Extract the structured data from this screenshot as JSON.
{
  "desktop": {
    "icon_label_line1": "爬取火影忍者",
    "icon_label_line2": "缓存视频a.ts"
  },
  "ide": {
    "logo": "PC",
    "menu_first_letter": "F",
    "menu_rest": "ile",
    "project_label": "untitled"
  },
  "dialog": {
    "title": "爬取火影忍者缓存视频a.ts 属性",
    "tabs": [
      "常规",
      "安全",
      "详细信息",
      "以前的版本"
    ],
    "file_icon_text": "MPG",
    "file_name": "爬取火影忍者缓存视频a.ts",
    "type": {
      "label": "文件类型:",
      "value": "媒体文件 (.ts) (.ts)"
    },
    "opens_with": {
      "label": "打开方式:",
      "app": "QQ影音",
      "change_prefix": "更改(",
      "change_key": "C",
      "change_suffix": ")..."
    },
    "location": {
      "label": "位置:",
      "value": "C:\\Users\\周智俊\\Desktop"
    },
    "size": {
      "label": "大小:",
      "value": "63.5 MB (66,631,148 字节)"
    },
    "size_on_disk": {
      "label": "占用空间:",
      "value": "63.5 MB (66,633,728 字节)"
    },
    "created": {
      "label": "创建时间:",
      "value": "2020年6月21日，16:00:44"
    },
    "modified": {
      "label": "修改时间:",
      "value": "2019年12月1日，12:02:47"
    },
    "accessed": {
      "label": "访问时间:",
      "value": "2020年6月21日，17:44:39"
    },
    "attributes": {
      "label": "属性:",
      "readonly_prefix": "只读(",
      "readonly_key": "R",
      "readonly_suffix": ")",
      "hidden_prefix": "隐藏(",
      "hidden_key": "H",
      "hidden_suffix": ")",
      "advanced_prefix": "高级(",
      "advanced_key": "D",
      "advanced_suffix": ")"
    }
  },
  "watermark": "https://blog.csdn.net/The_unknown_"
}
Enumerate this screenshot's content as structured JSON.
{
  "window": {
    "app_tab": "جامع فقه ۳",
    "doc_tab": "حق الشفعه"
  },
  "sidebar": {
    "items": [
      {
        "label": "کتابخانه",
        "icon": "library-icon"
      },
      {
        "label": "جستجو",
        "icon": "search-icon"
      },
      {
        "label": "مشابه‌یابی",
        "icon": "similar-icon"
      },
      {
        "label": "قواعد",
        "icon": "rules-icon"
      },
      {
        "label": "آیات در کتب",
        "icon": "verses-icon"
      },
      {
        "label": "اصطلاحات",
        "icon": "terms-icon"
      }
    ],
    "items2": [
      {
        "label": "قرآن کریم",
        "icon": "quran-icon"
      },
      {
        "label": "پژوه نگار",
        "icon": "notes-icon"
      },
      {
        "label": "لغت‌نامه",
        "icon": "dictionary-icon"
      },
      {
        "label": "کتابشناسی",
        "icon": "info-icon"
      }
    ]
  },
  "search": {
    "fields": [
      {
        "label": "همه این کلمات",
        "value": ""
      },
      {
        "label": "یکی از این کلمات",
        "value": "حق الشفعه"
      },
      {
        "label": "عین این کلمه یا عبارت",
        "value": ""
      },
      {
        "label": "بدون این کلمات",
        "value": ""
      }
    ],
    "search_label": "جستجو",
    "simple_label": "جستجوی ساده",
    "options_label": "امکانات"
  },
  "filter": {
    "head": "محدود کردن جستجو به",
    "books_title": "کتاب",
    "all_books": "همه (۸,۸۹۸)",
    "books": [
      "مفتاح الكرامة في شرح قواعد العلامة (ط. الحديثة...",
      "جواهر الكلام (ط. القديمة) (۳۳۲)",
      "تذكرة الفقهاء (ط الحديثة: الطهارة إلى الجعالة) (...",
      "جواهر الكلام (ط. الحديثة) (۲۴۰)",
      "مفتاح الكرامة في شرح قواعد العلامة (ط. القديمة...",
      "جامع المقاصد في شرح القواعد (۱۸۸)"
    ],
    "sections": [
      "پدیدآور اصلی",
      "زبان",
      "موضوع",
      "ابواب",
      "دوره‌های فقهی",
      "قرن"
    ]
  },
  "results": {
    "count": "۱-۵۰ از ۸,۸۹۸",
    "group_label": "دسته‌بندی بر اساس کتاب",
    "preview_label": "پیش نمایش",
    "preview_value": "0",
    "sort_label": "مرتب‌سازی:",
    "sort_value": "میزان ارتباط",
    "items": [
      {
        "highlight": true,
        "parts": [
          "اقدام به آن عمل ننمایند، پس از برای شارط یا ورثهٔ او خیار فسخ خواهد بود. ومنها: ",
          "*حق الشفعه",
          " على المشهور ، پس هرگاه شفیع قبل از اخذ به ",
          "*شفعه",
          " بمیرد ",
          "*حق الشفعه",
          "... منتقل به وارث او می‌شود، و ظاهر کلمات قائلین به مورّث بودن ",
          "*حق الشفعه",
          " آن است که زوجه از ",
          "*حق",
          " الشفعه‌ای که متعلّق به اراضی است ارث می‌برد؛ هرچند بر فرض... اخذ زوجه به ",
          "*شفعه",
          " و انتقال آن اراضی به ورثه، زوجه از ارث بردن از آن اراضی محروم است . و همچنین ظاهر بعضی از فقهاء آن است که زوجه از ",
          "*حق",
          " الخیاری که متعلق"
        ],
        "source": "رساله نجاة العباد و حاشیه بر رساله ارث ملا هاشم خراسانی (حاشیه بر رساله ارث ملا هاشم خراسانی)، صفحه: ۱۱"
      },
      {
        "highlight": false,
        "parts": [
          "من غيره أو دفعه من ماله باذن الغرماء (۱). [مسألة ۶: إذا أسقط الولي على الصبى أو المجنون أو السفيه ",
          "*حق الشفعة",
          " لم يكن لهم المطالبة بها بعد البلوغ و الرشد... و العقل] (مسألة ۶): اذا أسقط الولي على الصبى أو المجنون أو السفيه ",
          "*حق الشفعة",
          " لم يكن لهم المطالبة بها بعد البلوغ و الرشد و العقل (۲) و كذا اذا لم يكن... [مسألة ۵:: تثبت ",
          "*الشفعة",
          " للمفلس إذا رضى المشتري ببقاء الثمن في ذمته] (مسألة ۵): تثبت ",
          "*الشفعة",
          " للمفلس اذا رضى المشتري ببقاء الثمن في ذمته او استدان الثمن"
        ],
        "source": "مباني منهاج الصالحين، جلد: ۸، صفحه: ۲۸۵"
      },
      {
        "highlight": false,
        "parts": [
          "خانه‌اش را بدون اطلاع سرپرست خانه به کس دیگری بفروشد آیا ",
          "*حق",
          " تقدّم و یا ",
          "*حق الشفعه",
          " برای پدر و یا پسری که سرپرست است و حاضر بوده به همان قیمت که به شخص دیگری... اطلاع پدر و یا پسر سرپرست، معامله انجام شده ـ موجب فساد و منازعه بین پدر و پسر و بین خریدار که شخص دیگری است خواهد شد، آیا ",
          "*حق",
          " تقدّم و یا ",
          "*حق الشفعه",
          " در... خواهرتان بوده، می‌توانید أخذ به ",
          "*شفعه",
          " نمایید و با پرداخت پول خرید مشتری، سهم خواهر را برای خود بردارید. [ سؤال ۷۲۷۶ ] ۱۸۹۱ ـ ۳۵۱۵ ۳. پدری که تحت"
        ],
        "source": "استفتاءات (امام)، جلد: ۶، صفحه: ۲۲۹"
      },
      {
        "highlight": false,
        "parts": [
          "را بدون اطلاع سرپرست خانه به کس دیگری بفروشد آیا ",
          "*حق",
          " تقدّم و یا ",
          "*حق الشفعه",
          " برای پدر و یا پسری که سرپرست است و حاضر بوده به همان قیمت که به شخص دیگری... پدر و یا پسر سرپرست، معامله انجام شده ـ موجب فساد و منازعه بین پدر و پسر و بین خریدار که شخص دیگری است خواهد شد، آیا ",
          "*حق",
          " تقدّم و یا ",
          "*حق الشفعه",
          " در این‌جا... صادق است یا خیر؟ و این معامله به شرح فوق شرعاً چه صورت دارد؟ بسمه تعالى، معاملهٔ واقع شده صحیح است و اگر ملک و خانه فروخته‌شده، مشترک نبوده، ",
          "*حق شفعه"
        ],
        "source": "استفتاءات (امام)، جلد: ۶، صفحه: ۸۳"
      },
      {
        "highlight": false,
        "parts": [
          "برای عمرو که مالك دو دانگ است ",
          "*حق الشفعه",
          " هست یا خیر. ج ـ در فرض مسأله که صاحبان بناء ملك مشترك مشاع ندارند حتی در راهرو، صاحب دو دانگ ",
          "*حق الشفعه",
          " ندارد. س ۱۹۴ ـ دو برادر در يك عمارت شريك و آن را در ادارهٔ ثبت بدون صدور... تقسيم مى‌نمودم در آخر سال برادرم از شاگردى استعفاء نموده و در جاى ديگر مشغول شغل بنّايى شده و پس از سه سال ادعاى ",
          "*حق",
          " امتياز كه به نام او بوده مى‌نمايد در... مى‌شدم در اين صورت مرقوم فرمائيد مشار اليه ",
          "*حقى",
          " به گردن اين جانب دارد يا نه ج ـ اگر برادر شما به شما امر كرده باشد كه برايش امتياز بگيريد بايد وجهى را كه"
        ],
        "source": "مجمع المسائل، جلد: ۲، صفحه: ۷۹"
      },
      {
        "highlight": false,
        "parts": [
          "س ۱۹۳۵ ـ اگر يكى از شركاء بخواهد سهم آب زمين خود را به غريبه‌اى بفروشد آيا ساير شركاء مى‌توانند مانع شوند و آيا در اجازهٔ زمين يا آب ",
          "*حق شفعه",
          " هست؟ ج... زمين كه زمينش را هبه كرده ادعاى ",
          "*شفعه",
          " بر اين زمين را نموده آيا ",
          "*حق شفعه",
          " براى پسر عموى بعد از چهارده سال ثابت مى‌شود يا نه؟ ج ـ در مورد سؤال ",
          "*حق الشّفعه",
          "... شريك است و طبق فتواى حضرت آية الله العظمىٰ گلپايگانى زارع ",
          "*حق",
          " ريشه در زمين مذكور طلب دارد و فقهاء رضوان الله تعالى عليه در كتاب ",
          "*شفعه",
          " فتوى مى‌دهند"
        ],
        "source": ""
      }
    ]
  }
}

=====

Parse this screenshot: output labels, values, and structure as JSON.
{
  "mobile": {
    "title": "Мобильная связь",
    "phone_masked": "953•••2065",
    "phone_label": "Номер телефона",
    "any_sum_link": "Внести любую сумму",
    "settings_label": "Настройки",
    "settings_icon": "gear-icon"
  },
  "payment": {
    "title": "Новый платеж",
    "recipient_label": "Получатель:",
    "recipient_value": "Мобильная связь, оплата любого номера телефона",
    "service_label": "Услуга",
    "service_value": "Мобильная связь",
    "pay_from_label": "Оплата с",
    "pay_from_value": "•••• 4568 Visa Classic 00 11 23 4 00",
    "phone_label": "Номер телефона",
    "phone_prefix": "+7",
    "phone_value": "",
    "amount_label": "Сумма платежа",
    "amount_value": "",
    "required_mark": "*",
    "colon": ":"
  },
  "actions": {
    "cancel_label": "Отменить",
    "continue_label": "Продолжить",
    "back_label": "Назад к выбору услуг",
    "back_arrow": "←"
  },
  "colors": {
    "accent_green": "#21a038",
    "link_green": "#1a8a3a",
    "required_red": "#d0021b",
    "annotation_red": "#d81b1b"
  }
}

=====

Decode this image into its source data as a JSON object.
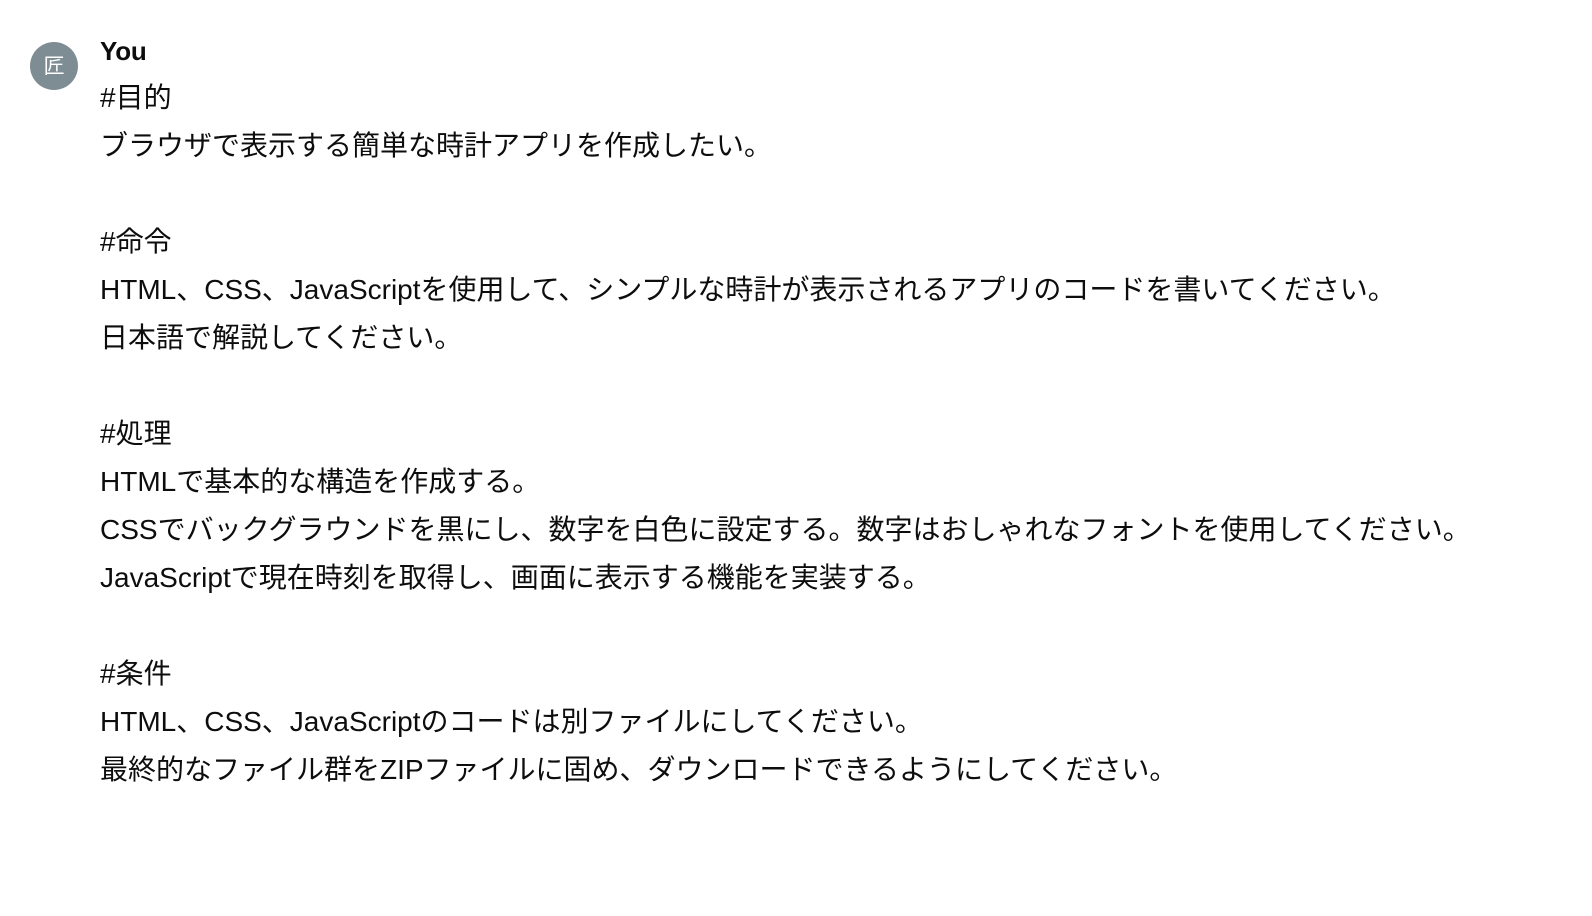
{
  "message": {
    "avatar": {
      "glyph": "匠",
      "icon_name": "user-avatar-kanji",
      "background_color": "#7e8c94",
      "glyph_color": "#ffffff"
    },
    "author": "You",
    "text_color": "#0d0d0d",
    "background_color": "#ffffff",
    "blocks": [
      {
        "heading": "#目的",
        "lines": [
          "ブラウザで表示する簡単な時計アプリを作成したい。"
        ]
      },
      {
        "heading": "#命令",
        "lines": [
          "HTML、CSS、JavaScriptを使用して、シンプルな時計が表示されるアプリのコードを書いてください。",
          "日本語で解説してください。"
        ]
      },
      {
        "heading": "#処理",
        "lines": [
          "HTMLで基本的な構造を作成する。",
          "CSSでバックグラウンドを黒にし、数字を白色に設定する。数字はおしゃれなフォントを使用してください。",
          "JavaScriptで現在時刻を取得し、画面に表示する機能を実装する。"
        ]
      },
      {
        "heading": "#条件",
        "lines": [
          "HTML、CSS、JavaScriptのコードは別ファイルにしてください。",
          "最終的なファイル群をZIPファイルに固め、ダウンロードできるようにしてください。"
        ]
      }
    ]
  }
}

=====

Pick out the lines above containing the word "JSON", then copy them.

Extract the structured data from this screenshot as JSON.
Enumerate this screenshot's content as structured JSON.
Parse this screenshot: output labels, values, and structure as JSON.
Decode this image into its source data as a JSON object.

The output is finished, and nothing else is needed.